U.S. natural gas exports to Mexico grew by 24% to 1.69 billion cubic feet per day (Bcf/d) in 2012, the highest level since the data collection began in 1973. With imports now accounting for over 30% of its total supply, Mexico’s natural gas use is also at its highest level ever.Natural gas consumption is rising faster in Mexico than natural gas production, and as a result, Mexico is relying more on natural gas imports from the United States….Mexico plans to add about 28 gigawatts of new electric generating capacity between 2012 and 2027, mostly in northern Mexico, according to Comisión Federal de Electricidad (CFE)—Mexico’s state-run electricity provider…This level of growth would likely require increased natural gas imports from the United States.

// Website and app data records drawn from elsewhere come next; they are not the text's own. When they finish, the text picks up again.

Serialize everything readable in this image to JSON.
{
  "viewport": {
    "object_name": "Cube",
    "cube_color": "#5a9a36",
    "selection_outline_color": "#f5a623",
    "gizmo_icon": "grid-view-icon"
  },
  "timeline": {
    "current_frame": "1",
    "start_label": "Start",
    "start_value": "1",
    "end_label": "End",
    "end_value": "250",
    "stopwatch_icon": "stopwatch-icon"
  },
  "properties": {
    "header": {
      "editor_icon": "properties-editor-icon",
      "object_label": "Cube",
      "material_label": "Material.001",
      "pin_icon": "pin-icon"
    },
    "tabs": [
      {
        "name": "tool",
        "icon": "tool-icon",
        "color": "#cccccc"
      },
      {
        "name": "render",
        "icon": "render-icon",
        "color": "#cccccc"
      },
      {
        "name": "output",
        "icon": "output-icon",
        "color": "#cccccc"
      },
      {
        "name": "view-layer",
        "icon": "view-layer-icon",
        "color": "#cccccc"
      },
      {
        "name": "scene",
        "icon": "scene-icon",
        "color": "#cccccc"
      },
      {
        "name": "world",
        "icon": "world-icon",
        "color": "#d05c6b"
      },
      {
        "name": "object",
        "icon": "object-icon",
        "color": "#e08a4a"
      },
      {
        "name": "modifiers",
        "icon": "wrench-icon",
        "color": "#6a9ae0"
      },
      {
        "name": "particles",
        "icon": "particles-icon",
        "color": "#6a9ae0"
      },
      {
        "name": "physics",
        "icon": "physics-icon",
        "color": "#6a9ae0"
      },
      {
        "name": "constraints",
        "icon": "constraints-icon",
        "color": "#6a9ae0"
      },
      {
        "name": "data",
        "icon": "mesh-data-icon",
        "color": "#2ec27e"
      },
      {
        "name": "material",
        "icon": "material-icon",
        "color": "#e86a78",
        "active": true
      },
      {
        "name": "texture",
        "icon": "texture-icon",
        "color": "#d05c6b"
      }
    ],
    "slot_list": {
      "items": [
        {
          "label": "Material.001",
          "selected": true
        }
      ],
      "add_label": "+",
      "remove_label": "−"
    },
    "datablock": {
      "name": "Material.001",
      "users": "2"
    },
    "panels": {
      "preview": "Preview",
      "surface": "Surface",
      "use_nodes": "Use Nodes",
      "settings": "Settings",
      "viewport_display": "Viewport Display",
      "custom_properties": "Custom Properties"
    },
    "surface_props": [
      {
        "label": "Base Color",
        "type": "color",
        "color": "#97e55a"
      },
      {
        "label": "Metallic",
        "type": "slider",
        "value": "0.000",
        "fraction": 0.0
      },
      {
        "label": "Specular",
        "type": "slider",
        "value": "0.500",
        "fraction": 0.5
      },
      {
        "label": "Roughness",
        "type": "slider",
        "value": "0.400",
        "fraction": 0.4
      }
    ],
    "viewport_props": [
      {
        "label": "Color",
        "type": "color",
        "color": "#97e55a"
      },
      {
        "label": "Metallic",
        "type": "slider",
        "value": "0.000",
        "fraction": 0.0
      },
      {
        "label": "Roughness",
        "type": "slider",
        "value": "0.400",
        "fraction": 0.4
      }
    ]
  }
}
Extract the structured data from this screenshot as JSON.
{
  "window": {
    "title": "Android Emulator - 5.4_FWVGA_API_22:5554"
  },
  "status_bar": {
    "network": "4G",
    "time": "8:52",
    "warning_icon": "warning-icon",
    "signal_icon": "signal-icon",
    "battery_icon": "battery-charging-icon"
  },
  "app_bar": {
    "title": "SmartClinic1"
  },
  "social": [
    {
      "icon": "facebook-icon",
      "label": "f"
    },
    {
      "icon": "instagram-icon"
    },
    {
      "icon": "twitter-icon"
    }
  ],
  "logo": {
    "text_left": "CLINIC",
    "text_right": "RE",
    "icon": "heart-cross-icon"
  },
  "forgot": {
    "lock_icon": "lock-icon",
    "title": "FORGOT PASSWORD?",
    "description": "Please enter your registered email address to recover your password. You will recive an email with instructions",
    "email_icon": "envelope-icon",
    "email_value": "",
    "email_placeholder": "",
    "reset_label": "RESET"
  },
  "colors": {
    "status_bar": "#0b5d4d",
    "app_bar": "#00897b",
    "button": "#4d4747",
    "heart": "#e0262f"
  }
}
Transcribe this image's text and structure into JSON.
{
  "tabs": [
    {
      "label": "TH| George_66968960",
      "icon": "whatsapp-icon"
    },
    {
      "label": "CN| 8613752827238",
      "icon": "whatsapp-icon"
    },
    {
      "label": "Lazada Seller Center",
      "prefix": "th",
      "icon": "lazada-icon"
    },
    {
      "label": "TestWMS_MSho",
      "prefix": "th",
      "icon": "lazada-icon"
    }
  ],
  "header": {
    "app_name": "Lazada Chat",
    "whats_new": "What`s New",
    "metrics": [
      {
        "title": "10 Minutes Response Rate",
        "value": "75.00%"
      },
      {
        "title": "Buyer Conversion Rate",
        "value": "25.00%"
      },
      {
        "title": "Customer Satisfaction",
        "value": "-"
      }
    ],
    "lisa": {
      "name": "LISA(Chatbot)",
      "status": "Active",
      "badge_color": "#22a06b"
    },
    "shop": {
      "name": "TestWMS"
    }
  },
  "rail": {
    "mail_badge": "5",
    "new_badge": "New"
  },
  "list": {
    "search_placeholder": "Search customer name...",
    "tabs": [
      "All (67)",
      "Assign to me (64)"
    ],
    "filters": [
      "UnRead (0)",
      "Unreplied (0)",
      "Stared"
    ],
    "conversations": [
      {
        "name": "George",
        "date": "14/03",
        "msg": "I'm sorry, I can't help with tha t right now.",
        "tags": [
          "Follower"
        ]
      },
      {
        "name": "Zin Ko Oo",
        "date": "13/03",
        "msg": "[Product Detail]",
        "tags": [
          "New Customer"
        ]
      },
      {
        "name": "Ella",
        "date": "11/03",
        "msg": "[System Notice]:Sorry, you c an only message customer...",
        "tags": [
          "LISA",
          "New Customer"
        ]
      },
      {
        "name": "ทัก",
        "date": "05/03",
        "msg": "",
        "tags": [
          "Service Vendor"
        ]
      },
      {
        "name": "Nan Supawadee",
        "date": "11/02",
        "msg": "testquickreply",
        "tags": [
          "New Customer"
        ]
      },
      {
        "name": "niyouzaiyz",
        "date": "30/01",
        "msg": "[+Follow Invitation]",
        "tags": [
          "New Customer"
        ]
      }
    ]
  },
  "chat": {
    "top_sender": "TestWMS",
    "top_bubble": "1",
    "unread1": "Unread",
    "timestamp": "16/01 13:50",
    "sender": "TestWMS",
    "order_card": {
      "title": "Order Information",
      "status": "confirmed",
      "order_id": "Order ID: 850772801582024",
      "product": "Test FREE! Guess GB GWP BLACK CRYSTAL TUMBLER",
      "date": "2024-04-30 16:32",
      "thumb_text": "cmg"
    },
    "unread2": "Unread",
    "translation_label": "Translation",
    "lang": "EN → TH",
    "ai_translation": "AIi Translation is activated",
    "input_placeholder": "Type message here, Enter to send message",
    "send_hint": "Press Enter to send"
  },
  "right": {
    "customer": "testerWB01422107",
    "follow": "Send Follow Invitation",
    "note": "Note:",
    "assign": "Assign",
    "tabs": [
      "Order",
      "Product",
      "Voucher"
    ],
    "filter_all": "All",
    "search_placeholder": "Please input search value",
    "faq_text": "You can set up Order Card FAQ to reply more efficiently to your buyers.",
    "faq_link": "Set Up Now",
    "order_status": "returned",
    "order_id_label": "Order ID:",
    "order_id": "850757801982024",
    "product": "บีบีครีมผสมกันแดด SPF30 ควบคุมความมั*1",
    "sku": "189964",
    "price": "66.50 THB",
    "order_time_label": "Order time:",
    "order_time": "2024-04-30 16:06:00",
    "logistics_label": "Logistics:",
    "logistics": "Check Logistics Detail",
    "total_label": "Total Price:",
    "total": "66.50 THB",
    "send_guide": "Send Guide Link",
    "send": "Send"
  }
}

The intertwining of the US and Mexico is a decidedly good thing. We’ve got the gas ready to export, and while the Obama administration dithers over permitting for the facilities necessary to export liquefied natural gas to countries like Japan, we can help fuel our southern neighbor’s burgeoning industries. A flourishing Mexican economy would be a boon for the US as well, boosting trade and reducing the pressures that drive mass immigration. The mainstream media continues to cover Mexico primarily in terms of illicit flows of immigrants and drugs and guns, and news like this goes a long way toward puncturing that gloomy narrative.At the same time, Mexico still needs to develop its domestic production. It’s sitting on large shale reserves of its own, but is hampered by its stagnant, monolithic state-owned energy company, Pemex. Newly elected President Peña Nieto made energy reform a key promise of his campaign last year, and it looks like he intends to follow through. If he succeeds, Mexico is likely to join the US and Canada as a part of the North American powerhouse that could emerge as the center of world energy markets.[North America image courtesy of Shutterstock.]